Roch Voisine and Natasha St-Pier are two artists who also perform in France and are often mistaken for Quebecers. They are actually from New Brunswick and are of Acadian heritage, like Daniel Lavoie who is from Manitoba.


Few musicals were made or adapted by Quebec artists. Among them, Luc Plamondon has had the brightest career as a songwriter, writing for the big ones (Céline Dion, Garou). The main musicals 'made in Quebec' : Starmania, La Légende de Jimmy, Notre-Dame-de-Paris, Chicago (adapted into French), "Demain matin, Montréal m'attend", Dracula.

Le Cirque du Soleil

Cirque du Soleil has always developed its own musical pieces to go along with various acrobatic tricks. The music aspect of the show is essential as it sets a mood for every single performance and links one number to another.

See also


  1. ^ The Canadian Encyclopedia (7 February 2006). "Music in Quebec City | The Canadian Encyclopedia". Retrieved 15 May 2023.
  2. ^ Bonjour Quebec (15 May 2023). "Concerts and music". Bonjour Québec. Retrieved 15 May 2023.
  3. ^ Loignon, Donald. "Répertoire des artistes québécois" (in French). DLP multimédia. Archived from the original on 27 July 2011. Retrieved 6 July 2011.
  4. ^ Univ of Washington, Canadian Quebecois Music (15 May 2023). "First Nations Music". Retrieved 15 May 2023.
  5. ^ Univ of Washington, Canadian Quebecois music (15 May 2023). "The Metis Music". Retrieved 15 May 2023.
  6. ^ Plouffe, Hélène. "À la claire fontaine". The Canadian Encyclopedia.

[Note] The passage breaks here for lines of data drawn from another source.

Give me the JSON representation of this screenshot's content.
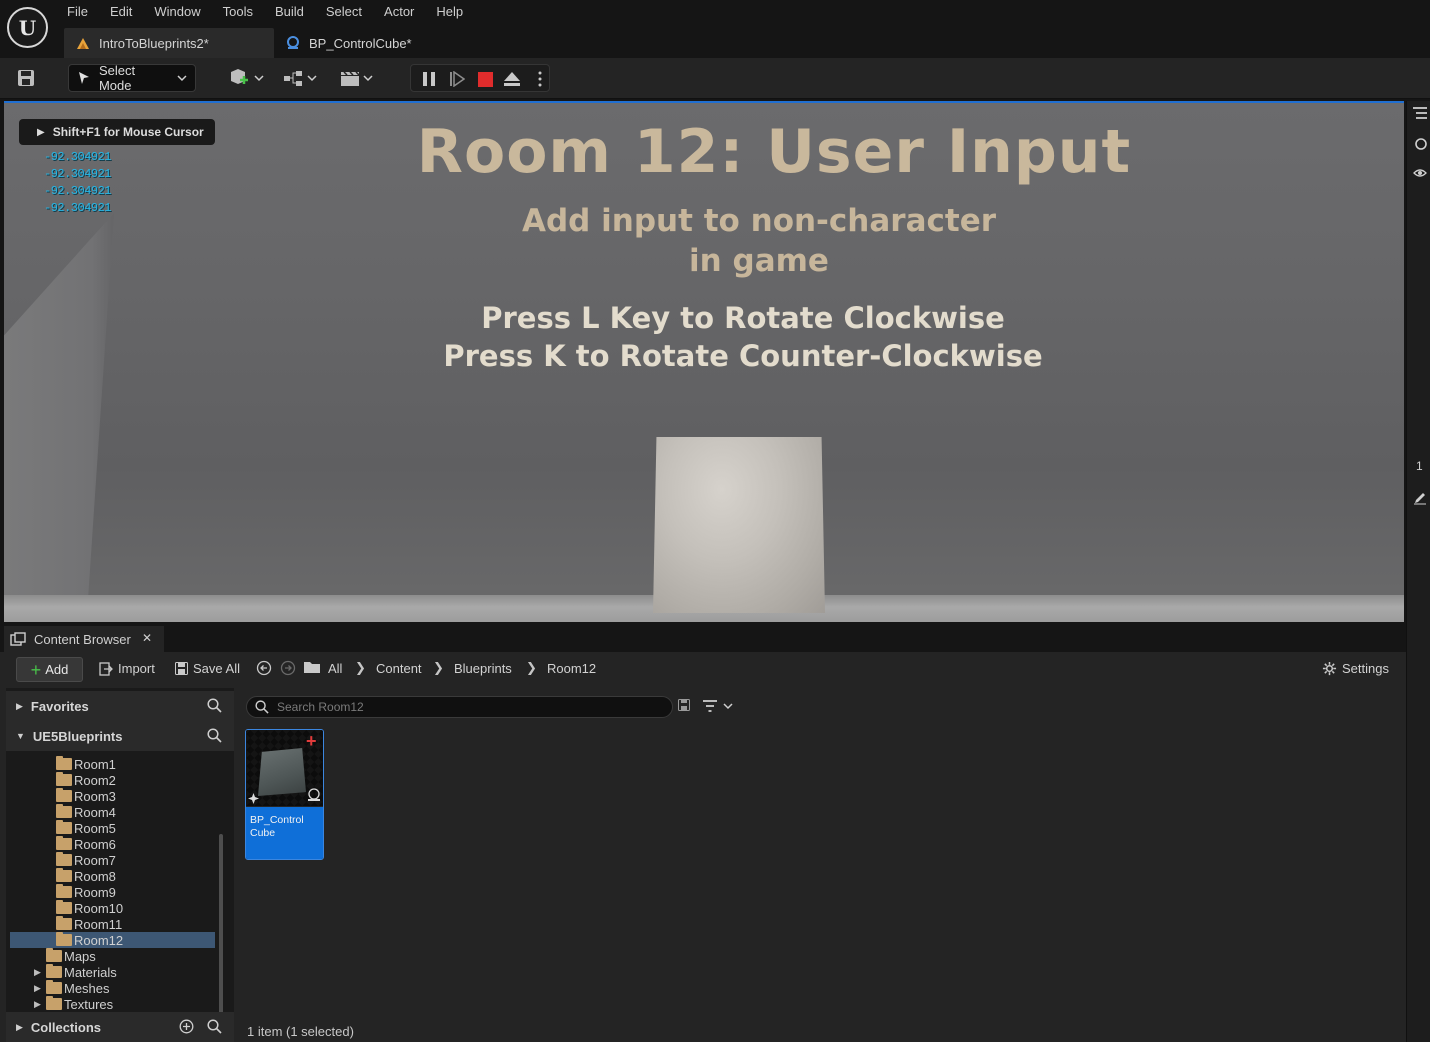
{
  "app": {
    "menu": [
      "File",
      "Edit",
      "Window",
      "Tools",
      "Build",
      "Select",
      "Actor",
      "Help"
    ],
    "tabs": [
      {
        "label": "IntroToBlueprints2*",
        "icon": "level-icon"
      },
      {
        "label": "BP_ControlCube*",
        "icon": "blueprint-icon"
      }
    ]
  },
  "toolbar": {
    "select_mode_label": "Select Mode"
  },
  "viewport": {
    "title": "Room 12: User Input",
    "subtitle_line1": "Add input to non-character",
    "subtitle_line2": "in game",
    "instruction_line1": "Press L Key to Rotate Clockwise",
    "instruction_line2": "Press K to Rotate Counter-Clockwise",
    "mouse_hint": "Shift+F1 for Mouse Cursor",
    "debug_values": [
      "-92.304921",
      "-92.304921",
      "-92.304921",
      "-92.304921"
    ]
  },
  "content_browser": {
    "tab_label": "Content Browser",
    "add_label": "Add",
    "import_label": "Import",
    "save_all_label": "Save All",
    "breadcrumb": [
      "All",
      "Content",
      "Blueprints",
      "Room12"
    ],
    "settings_label": "Settings",
    "favorites_label": "Favorites",
    "project_label": "UE5Blueprints",
    "collections_label": "Collections",
    "folders": [
      "Room1",
      "Room2",
      "Room3",
      "Room4",
      "Room5",
      "Room6",
      "Room7",
      "Room8",
      "Room9",
      "Room10",
      "Room11",
      "Room12"
    ],
    "selected_folder": "Room12",
    "other_folders": [
      "Maps",
      "Materials",
      "Meshes",
      "Textures"
    ],
    "search_placeholder": "Search Room12",
    "asset_name": "BP_Control Cube",
    "status": "1 item (1 selected)"
  },
  "colors": {
    "accent": "#0f6fd8",
    "selection": "#3d5774",
    "folder": "#c7a16a",
    "debug_text": "#25b6e6",
    "stop": "#e02c2c"
  }
}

Archived from the original on 6 August 2011. Retrieved 6 July 2011.
  7. ^ ADISQ. "Notre raison d'être, c'est la musique de votre quotidien". Association québécoise de l'industrie du disque, du spectacle et de la vidéo. Archived from the original on 18 July 2011. Retrieved 23 June 2011.
  8. ^ University of Washington, Canadian Studies Center (15 May 2023). "Quebecois Music". Retrieved 15 May 2023.
  9. ^ Canadian Journal of Traditional music 1982, Instrumental folk music of Quebec (1982). "Instrumental Folk Music of Quebec: An Introduction". Retrieved 15 May 2023.((cite web)): CS1 maint: numeric names: authors list (link)
  10. ^ Univ of Washington, Arcadian Music (Canadian Quebecois Music) (15 May 2023). "Arcadian Music". Retrieved 15 May 2023.
  11. ^ McGill Univ (research by L. Risk), Laura Risk (27 February 2017). "Musical Tradition and Identity in Quebec". Music. Retrieved 15 May 2023.
  12. ^ "Folk Song and Music in Quebec: a Brief Introduction, by Stephen D. Winick, Ph.D.: Expanded Liner Notes (Le temps des Fetes, Washington Revels,". Archived from the original on 8 September 2017. Retrieved 8 September 2017.
  13. ^ "Maneige | Biography, Albums, Streaming Links". AllMusic.
  14. ^ "On a retrouvé le premier chanteur punk du Québec". Vice, Félix B. Desfossés, Sept. 26 2017
  15. ^ Macleans website, Luke Ottenhof (18 September 2018). "Québécois music isn't marginalized—it's English Canadians who are missing out". Retrieved 15 May 2023.

Further reading